Work to be completed
Without including any image, retype the records word for word.

The records
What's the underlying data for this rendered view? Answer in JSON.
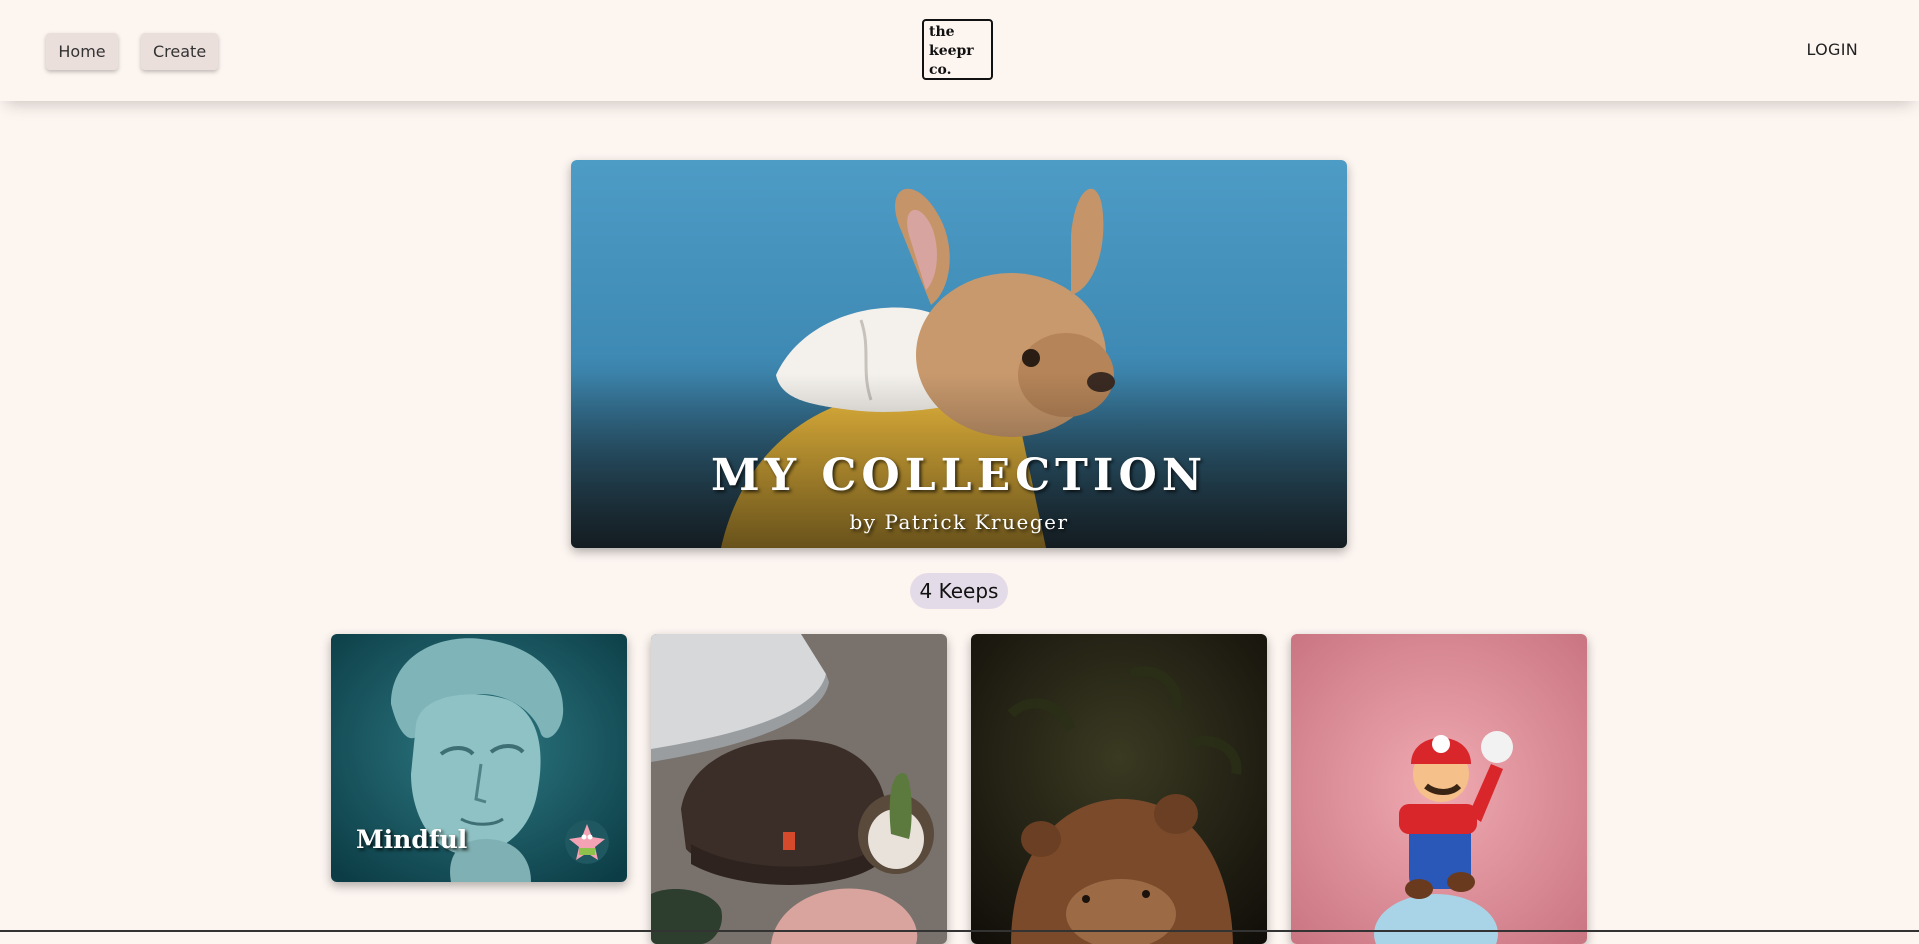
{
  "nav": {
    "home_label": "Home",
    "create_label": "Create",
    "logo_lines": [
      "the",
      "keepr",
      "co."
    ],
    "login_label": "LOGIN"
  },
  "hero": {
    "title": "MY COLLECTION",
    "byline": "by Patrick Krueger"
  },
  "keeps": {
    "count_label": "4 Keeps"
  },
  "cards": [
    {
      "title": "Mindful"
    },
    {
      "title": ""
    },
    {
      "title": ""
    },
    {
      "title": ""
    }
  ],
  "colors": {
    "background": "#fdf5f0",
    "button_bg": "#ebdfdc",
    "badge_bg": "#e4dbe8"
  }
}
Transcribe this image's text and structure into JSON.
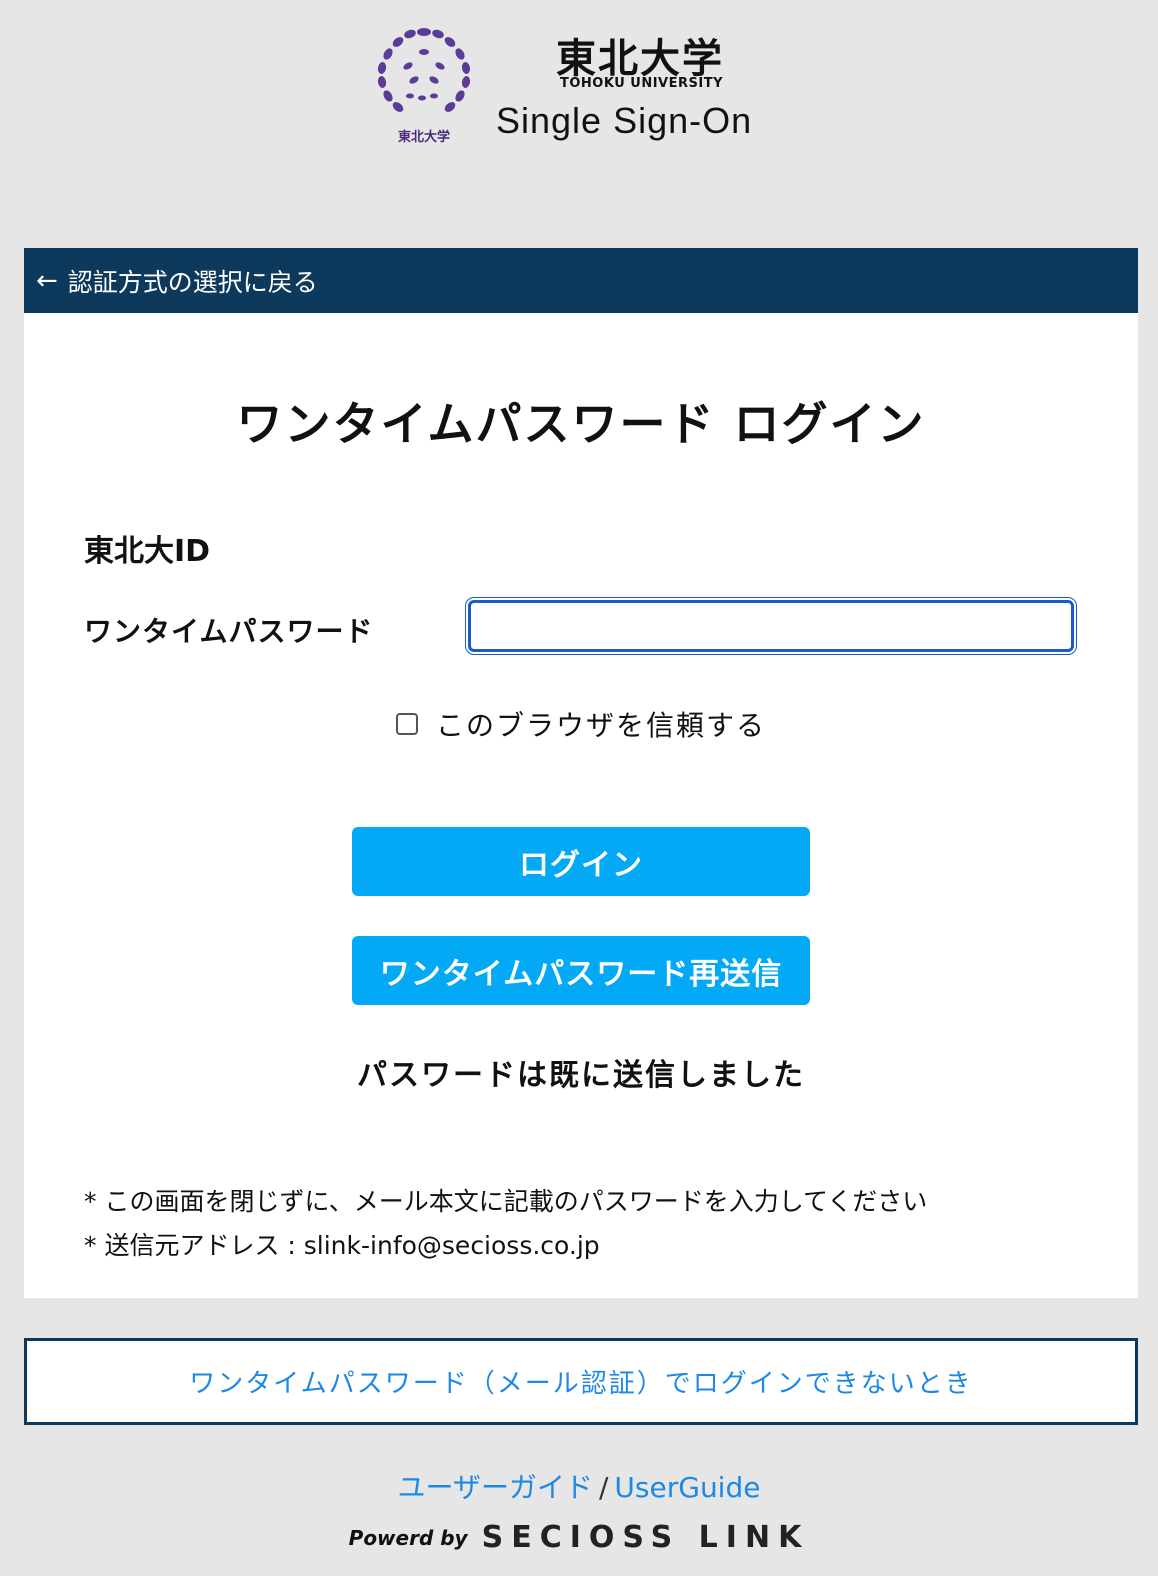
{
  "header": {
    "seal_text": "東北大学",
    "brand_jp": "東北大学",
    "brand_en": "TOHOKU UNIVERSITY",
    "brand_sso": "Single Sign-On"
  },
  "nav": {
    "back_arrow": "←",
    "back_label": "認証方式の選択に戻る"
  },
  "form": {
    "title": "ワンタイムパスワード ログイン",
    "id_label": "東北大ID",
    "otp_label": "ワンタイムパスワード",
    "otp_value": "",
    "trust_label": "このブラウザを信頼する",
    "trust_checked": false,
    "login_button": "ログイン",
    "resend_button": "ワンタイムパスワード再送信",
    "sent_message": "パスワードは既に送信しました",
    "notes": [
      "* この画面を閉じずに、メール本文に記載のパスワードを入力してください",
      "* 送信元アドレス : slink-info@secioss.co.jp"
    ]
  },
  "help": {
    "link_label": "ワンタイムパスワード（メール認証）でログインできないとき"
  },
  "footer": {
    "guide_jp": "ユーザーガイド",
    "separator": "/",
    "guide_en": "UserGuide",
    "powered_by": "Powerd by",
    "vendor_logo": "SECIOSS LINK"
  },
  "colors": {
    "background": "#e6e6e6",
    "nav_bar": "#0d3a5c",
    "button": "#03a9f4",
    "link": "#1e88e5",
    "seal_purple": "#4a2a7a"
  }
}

Your solution
What's the underlying data for this rendered view? Answer in JSON.
{
  "nav": {
    "home_label": "Home",
    "create_label": "Create",
    "logo_lines": [
      "the",
      "keepr",
      "co."
    ],
    "login_label": "LOGIN"
  },
  "hero": {
    "title": "MY COLLECTION",
    "byline": "by Patrick Krueger"
  },
  "keeps": {
    "count_label": "4 Keeps"
  },
  "cards": [
    {
      "title": "Mindful"
    },
    {
      "title": ""
    },
    {
      "title": ""
    },
    {
      "title": ""
    }
  ],
  "colors": {
    "background": "#fdf5f0",
    "button_bg": "#ebdfdc",
    "badge_bg": "#e4dbe8"
  }
}
Transcribe this image's text and structure into JSON.
{
  "header": {
    "seal_text": "東北大学",
    "brand_jp": "東北大学",
    "brand_en": "TOHOKU UNIVERSITY",
    "brand_sso": "Single Sign-On"
  },
  "nav": {
    "back_arrow": "←",
    "back_label": "認証方式の選択に戻る"
  },
  "form": {
    "title": "ワンタイムパスワード ログイン",
    "id_label": "東北大ID",
    "otp_label": "ワンタイムパスワード",
    "otp_value": "",
    "trust_label": "このブラウザを信頼する",
    "trust_checked": false,
    "login_button": "ログイン",
    "resend_button": "ワンタイムパスワード再送信",
    "sent_message": "パスワードは既に送信しました",
    "notes": [
      "* この画面を閉じずに、メール本文に記載のパスワードを入力してください",
      "* 送信元アドレス : slink-info@secioss.co.jp"
    ]
  },
  "help": {
    "link_label": "ワンタイムパスワード（メール認証）でログインできないとき"
  },
  "footer": {
    "guide_jp": "ユーザーガイド",
    "separator": "/",
    "guide_en": "UserGuide",
    "powered_by": "Powerd by",
    "vendor_logo": "SECIOSS LINK"
  },
  "colors": {
    "background": "#e6e6e6",
    "nav_bar": "#0d3a5c",
    "button": "#03a9f4",
    "link": "#1e88e5",
    "seal_purple": "#4a2a7a"
  }
}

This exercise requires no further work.